In the past month, we’ve seen some new search engine launches. Two in particular were able to generate a hype cycle of early positive reviews and excitement: Bing and Wolfram Alpha. One was launched by Microsoft, and the other by a startup. It is inherently not a fair comparison because Microsoft has so much more money to spend on marketing ($80 to $100 million is earmarked for Bing)> But most of the buzz so far has been generated by the respective launches with all of the blog and news coverage that entails.
So even though it is not fair, let’s compare the two, because it is instructive. There is little data on actual traffic or search volume for either site at this point. Instead, I looked at another proxy of interest: Google searches for both sites as measured by Google Trends. As you can see by the chart above, searches for “Wolfram Alpha” began to build up the weekend that it soft launched on May 15, peaking the following Monday, and then trailing off after that. It had a strong showing, and then interest waned.
Interest in Bing, on the other hand, started out just as strong with its unveiling last week. Then when it actually launched, interest shot up even higher. The positive experience many people had with their first search certainly helped.

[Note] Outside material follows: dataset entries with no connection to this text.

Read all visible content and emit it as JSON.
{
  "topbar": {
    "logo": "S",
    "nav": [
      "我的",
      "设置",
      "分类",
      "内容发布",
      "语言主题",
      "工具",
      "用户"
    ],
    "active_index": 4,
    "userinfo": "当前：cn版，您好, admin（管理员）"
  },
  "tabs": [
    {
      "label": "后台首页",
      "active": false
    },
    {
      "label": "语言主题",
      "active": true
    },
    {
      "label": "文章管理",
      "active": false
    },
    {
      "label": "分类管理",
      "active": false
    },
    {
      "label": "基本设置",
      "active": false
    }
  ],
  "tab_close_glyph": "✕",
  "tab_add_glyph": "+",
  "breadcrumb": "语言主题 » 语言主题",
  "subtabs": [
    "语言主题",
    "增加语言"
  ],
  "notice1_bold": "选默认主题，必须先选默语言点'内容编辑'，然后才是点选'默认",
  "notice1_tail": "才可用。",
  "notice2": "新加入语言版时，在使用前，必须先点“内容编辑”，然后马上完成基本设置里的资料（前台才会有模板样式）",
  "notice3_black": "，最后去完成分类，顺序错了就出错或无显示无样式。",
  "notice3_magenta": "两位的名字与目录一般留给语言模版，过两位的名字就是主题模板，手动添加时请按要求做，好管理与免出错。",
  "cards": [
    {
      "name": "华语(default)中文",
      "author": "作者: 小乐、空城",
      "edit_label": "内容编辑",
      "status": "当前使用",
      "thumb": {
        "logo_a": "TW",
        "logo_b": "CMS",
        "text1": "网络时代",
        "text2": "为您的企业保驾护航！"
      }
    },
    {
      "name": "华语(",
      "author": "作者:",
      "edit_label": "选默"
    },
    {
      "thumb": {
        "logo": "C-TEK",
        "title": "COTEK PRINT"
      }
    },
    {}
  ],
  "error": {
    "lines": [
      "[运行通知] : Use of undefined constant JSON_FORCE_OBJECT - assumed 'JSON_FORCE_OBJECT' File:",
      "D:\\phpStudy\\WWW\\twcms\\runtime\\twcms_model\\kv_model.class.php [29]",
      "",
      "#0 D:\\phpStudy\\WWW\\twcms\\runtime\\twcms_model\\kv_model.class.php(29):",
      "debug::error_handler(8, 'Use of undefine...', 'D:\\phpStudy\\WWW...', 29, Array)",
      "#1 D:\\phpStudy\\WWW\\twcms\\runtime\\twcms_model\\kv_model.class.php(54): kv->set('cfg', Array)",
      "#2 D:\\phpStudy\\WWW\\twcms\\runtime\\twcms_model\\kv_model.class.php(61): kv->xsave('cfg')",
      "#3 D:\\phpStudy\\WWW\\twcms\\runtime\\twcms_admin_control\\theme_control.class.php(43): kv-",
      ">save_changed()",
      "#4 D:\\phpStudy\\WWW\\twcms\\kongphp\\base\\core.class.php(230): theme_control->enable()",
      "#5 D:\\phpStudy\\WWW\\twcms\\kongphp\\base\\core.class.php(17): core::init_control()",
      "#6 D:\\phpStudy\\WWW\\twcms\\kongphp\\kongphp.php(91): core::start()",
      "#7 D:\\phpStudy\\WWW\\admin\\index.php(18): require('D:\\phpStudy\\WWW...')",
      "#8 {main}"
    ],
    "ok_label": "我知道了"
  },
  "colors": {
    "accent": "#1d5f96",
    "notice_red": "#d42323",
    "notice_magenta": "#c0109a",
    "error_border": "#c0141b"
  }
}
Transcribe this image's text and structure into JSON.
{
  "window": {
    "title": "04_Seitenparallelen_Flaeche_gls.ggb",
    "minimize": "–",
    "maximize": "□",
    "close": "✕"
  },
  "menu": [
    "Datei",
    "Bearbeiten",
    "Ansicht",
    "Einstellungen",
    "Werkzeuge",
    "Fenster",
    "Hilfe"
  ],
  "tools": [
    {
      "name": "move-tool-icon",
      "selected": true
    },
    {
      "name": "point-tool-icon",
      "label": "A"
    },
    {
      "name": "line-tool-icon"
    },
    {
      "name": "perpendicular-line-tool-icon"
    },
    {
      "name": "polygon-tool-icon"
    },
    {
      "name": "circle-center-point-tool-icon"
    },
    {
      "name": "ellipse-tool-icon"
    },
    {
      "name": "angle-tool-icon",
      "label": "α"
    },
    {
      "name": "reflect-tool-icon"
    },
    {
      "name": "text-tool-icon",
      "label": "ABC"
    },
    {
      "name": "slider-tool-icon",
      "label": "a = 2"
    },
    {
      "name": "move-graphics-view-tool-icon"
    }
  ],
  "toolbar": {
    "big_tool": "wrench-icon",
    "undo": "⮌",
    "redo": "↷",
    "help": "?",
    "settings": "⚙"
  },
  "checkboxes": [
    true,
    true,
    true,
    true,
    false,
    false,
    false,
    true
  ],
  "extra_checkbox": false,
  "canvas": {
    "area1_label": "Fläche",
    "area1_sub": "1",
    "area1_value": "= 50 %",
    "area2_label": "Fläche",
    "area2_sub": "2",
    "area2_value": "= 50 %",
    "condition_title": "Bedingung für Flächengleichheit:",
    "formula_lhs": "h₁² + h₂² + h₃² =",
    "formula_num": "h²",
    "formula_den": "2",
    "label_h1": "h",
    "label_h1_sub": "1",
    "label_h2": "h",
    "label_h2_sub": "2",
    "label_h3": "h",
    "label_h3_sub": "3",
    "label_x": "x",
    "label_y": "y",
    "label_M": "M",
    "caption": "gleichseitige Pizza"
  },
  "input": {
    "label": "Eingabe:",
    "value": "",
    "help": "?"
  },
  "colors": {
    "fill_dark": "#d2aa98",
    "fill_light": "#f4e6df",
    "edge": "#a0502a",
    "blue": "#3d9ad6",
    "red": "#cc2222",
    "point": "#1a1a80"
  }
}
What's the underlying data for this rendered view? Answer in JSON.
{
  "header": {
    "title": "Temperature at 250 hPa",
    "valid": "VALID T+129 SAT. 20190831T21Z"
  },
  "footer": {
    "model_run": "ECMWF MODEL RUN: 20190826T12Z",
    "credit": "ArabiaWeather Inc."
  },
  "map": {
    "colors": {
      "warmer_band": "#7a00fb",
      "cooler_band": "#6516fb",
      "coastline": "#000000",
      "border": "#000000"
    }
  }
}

Now, the question is: Can Bing keep up the momentum, or will interest in the latest search experiment fade away as fast as it did for Wolfram Alpha? That is where Microsoft’s big check book and that advertising campaign come in. You are going to be hearing a lot more about Bing overt the next few months: on TV, on the Web, and, yes, even on Google. Microsoft cannot afford to let Bing disappear from view.